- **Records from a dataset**
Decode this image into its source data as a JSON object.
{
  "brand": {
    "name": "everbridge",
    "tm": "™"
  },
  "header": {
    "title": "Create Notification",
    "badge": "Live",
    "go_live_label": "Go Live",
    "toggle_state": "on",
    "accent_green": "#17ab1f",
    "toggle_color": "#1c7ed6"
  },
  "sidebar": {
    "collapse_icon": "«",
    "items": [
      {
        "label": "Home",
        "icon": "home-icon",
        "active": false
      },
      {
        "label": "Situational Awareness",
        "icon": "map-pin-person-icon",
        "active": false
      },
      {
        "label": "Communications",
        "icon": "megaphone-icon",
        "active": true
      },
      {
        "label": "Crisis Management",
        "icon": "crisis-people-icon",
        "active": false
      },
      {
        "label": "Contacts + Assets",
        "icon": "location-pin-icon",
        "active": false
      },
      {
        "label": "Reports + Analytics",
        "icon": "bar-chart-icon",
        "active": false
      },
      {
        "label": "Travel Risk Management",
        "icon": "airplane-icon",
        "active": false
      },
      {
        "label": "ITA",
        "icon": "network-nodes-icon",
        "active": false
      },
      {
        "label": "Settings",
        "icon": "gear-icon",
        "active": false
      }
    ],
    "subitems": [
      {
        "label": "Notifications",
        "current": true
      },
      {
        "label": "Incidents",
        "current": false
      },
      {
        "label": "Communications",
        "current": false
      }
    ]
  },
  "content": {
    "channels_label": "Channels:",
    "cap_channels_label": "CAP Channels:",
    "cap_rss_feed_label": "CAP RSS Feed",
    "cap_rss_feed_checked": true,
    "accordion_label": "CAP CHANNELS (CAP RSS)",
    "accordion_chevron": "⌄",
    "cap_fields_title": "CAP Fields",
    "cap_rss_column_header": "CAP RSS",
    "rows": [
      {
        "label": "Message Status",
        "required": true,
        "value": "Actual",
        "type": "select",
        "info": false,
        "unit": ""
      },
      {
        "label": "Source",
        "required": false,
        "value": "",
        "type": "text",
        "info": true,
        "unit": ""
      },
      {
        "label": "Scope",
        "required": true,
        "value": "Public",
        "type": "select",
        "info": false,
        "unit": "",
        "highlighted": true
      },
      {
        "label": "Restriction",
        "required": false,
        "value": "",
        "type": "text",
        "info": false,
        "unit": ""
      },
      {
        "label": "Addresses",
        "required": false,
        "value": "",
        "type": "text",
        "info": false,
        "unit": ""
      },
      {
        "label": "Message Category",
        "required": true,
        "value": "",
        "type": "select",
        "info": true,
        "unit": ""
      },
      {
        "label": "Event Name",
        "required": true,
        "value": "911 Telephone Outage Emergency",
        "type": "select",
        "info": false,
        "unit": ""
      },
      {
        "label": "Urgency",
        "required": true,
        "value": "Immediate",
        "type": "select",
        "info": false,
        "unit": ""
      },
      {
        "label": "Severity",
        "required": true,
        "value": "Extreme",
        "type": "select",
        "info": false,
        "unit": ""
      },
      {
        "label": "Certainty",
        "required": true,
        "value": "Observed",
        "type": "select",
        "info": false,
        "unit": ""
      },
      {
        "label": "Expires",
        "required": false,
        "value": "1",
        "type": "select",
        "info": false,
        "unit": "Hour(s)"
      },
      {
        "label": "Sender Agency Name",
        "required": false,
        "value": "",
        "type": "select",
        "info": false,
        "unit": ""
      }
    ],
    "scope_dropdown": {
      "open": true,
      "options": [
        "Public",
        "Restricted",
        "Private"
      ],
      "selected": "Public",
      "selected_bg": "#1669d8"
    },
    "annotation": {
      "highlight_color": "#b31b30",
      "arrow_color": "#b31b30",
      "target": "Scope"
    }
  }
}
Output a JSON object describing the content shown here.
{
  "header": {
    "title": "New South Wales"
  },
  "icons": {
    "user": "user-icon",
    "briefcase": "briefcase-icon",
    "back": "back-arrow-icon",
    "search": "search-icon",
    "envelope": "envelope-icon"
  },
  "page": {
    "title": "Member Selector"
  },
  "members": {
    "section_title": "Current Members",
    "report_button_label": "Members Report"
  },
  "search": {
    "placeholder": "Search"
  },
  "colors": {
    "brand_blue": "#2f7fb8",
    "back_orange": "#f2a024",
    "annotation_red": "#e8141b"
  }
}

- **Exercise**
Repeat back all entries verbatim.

- **Answer section**
Decode this image into its source data as a JSON object.
{
  "brand": {
    "name": "everbridge",
    "tm": "™"
  },
  "header": {
    "title": "Create Notification",
    "badge": "Live",
    "go_live_label": "Go Live",
    "toggle_state": "on",
    "accent_green": "#17ab1f",
    "toggle_color": "#1c7ed6"
  },
  "sidebar": {
    "collapse_icon": "«",
    "items": [
      {
        "label": "Home",
        "icon": "home-icon",
        "active": false
      },
      {
        "label": "Situational Awareness",
        "icon": "map-pin-person-icon",
        "active": false
      },
      {
        "label": "Communications",
        "icon": "megaphone-icon",
        "active": true
      },
      {
        "label": "Crisis Management",
        "icon": "crisis-people-icon",
        "active": false
      },
      {
        "label": "Contacts + Assets",
        "icon": "location-pin-icon",
        "active": false
      },
      {
        "label": "Reports + Analytics",
        "icon": "bar-chart-icon",
        "active": false
      },
      {
        "label": "Travel Risk Management",
        "icon": "airplane-icon",
        "active": false
      },
      {
        "label": "ITA",
        "icon": "network-nodes-icon",
        "active": false
      },
      {
        "label": "Settings",
        "icon": "gear-icon",
        "active": false
      }
    ],
    "subitems": [
      {
        "label": "Notifications",
        "current": true
      },
      {
        "label": "Incidents",
        "current": false
      },
      {
        "label": "Communications",
        "current": false
      }
    ]
  },
  "content": {
    "channels_label": "Channels:",
    "cap_channels_label": "CAP Channels:",
    "cap_rss_feed_label": "CAP RSS Feed",
    "cap_rss_feed_checked": true,
    "accordion_label": "CAP CHANNELS (CAP RSS)",
    "accordion_chevron": "⌄",
    "cap_fields_title": "CAP Fields",
    "cap_rss_column_header": "CAP RSS",
    "rows": [
      {
        "label": "Message Status",
        "required": true,
        "value": "Actual",
        "type": "select",
        "info": false,
        "unit": ""
      },
      {
        "label": "Source",
        "required": false,
        "value": "",
        "type": "text",
        "info": true,
        "unit": ""
      },
      {
        "label": "Scope",
        "required": true,
        "value": "Public",
        "type": "select",
        "info": false,
        "unit": "",
        "highlighted": true
      },
      {
        "label": "Restriction",
        "required": false,
        "value": "",
        "type": "text",
        "info": false,
        "unit": ""
      },
      {
        "label": "Addresses",
        "required": false,
        "value": "",
        "type": "text",
        "info": false,
        "unit": ""
      },
      {
        "label": "Message Category",
        "required": true,
        "value": "",
        "type": "select",
        "info": true,
        "unit": ""
      },
      {
        "label": "Event Name",
        "required": true,
        "value": "911 Telephone Outage Emergency",
        "type": "select",
        "info": false,
        "unit": ""
      },
      {
        "label": "Urgency",
        "required": true,
        "value": "Immediate",
        "type": "select",
        "info": false,
        "unit": ""
      },
      {
        "label": "Severity",
        "required": true,
        "value": "Extreme",
        "type": "select",
        "info": false,
        "unit": ""
      },
      {
        "label": "Certainty",
        "required": true,
        "value": "Observed",
        "type": "select",
        "info": false,
        "unit": ""
      },
      {
        "label": "Expires",
        "required": false,
        "value": "1",
        "type": "select",
        "info": false,
        "unit": "Hour(s)"
      },
      {
        "label": "Sender Agency Name",
        "required": false,
        "value": "",
        "type": "select",
        "info": false,
        "unit": ""
      }
    ],
    "scope_dropdown": {
      "open": true,
      "options": [
        "Public",
        "Restricted",
        "Private"
      ],
      "selected": "Public",
      "selected_bg": "#1669d8"
    },
    "annotation": {
      "highlight_color": "#b31b30",
      "arrow_color": "#b31b30",
      "target": "Scope"
    }
  }
}
Output a JSON object describing the content shown here.
{
  "header": {
    "title": "New South Wales"
  },
  "icons": {
    "user": "user-icon",
    "briefcase": "briefcase-icon",
    "back": "back-arrow-icon",
    "search": "search-icon",
    "envelope": "envelope-icon"
  },
  "page": {
    "title": "Member Selector"
  },
  "members": {
    "section_title": "Current Members",
    "report_button_label": "Members Report"
  },
  "search": {
    "placeholder": "Search"
  },
  "colors": {
    "brand_blue": "#2f7fb8",
    "back_orange": "#f2a024",
    "annotation_red": "#e8141b"
  }
}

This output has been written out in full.